— About this task —
When a line below contains the string "icon", show that line.

--- Given records ---

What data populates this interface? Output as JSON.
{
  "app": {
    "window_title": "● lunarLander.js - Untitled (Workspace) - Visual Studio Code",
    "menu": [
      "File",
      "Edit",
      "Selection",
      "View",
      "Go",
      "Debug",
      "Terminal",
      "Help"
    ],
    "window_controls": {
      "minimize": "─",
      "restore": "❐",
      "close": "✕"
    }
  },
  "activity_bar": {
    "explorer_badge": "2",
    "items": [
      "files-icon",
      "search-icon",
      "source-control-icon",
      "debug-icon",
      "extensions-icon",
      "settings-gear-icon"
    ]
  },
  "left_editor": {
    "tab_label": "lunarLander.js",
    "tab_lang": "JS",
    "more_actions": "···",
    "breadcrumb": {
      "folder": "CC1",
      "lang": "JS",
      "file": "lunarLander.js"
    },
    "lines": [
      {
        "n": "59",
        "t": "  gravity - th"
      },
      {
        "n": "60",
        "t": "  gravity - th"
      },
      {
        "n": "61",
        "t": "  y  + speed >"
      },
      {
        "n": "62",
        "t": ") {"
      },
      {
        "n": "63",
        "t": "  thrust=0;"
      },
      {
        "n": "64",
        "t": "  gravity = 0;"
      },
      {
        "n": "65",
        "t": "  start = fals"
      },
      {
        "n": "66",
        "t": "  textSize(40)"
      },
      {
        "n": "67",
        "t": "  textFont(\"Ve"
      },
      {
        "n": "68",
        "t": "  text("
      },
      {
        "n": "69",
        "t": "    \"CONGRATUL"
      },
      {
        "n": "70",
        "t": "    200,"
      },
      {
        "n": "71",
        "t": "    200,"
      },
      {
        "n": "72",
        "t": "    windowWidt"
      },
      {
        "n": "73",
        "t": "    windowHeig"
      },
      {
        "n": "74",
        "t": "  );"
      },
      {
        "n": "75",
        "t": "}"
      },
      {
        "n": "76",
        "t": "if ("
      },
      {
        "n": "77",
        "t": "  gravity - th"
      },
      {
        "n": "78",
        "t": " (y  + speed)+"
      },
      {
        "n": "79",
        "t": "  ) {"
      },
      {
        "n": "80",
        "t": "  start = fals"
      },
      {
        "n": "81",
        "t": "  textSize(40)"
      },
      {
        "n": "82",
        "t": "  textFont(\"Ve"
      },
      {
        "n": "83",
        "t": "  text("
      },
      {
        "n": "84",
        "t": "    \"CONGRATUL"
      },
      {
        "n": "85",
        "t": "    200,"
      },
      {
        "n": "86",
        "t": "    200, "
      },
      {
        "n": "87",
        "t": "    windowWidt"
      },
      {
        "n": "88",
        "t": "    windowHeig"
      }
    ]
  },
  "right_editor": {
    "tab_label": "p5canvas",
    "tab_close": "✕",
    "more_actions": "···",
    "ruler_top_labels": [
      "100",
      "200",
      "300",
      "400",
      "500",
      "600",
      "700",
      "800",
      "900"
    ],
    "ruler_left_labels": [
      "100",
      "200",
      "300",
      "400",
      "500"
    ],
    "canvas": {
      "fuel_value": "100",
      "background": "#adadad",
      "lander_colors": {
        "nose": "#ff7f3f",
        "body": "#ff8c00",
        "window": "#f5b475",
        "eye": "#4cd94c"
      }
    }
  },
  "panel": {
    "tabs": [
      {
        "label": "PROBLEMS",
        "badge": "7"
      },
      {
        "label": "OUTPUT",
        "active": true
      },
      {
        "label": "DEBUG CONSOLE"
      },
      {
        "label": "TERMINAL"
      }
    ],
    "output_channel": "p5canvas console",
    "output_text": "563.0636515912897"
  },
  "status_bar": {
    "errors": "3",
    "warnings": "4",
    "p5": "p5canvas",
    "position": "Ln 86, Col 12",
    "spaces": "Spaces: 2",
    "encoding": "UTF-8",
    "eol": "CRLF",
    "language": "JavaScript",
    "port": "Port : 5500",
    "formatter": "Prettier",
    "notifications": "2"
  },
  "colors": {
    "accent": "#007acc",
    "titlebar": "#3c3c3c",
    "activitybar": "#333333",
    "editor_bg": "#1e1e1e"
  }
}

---

— Expected answer —
      "files-icon",
      "search-icon",
      "source-control-icon",
      "debug-icon",
      "extensions-icon",
      "settings-gear-icon"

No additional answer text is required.